GPS watches aren’t cheap – the latest models from Garmin, Suunto, Polar etc. can cost over €500, and for that kind of money, you need to get a lot of value from it – like most runners, I look at the price of a piece of gear in marathon terms – and €500 would pay the entry fees for 12 or more marathons!
There is an alternative – instead of splashing out on the latest (and most expensive) top of the line watch, you could buy one of the cheaper models in the lineup – for instance, a Garmin FR15 is about 25% of the price of a 920xt, and for many runners, a lower-end watch is just what they need. Okay, you won’t have the fancy stuff like swim stroke measuring, live tracking, vertical oscillation etc. etc., but chances are most runners neither need these features, nor will ever figure out how to use them!

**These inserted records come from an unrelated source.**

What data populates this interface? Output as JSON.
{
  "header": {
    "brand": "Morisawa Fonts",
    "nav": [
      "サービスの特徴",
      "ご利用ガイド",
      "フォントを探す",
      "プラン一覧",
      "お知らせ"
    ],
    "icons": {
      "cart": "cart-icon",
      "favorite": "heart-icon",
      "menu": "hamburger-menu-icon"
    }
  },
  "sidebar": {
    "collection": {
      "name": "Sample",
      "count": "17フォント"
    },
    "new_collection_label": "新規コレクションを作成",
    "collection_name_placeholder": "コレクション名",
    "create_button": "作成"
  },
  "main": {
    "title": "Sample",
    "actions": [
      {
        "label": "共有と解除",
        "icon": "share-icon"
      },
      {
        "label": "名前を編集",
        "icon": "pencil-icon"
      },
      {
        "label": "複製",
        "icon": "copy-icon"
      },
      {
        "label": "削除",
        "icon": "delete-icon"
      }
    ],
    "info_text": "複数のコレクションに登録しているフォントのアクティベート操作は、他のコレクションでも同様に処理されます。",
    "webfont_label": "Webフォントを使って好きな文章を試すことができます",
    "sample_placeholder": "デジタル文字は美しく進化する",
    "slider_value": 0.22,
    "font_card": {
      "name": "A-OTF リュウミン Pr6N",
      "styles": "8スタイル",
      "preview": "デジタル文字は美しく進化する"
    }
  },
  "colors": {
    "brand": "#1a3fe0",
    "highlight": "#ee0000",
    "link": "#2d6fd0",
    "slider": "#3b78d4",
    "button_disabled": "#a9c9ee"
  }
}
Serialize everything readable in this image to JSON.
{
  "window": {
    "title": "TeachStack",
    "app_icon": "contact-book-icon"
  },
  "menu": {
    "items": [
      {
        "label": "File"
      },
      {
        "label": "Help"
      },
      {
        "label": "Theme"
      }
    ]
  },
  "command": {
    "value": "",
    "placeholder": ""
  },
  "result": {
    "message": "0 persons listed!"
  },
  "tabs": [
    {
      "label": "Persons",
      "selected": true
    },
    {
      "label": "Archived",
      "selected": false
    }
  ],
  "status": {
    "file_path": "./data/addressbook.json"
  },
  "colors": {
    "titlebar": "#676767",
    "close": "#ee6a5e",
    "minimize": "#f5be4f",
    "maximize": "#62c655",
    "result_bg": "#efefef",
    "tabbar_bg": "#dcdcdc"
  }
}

The problem is battery life – with pretty much all GPS watches, the higher up the model line you go, the better battery life you get. A 4 hour battery life is great if you never run for longer than 4 hours, but not much good if you do a 4:30 marathon, or want to run an ultra.
This is where the other alternative comes in – buying an older model that used to be the top of the line model. This is what I did. I bought a Garmin 310xt, which used to be Garmin’s flagship triathlon watch. It has a 20 hour battery life (unlike some watches, which never give anywhere near the claimed battery life in the real world, I find the 310xt will actually go for more than 20 hours), it can be used for swimming and cycling, and it has all the features I need. At a price point of around €100 at the moment, pound for pound, I believe the 310xt is probably the best value GPS watch at right now.
However, even a 20 hour battery isn’t enough sometimes – and this is where the first tip comes in.
The 310xt can be charged on the go – although the screen will go to the charging symbol, meaning you can’t read the info, it will still record, and, as soon as you remove the charger, the screen goes back to your info again. I use a small portable charger pack, like the one pictured, into which the Garmin USB charging cable can be plugged. you can then either tape (or Velcro) the charger to your arm, or stick the whole lot (charger and watch) on top of a backpack if you carry one. These charger packs can be purchased very cheaply online.
Another useful tip involves using the 310xt for swimming – if you wear it on your wrist, it loses GPS signal every time your arm goes in the water, and gives you a very inaccurate reading. Some people put the unit in their swim hat to get around this problem – there are a couple of issues with this approach however – firstly, it is difficult to switch the unit on and off at the start and end of the swim, and, if you swim with your head in the water, you can still lose signal. It can also be fiddly to avoid dropping the unit when you remove your hat after the swim. You can buy a quick release kit for the 310xt so you can quickly remove it from your wrist, and attach it to your bike during a triathlon. You can use cable ties to attach one of the bike mounting bases to the straps of your swimming goggles, at the back of your head, and then clip the garmin to this when you swim, keeping the unit out of the water so it never loses signal. Works a treat.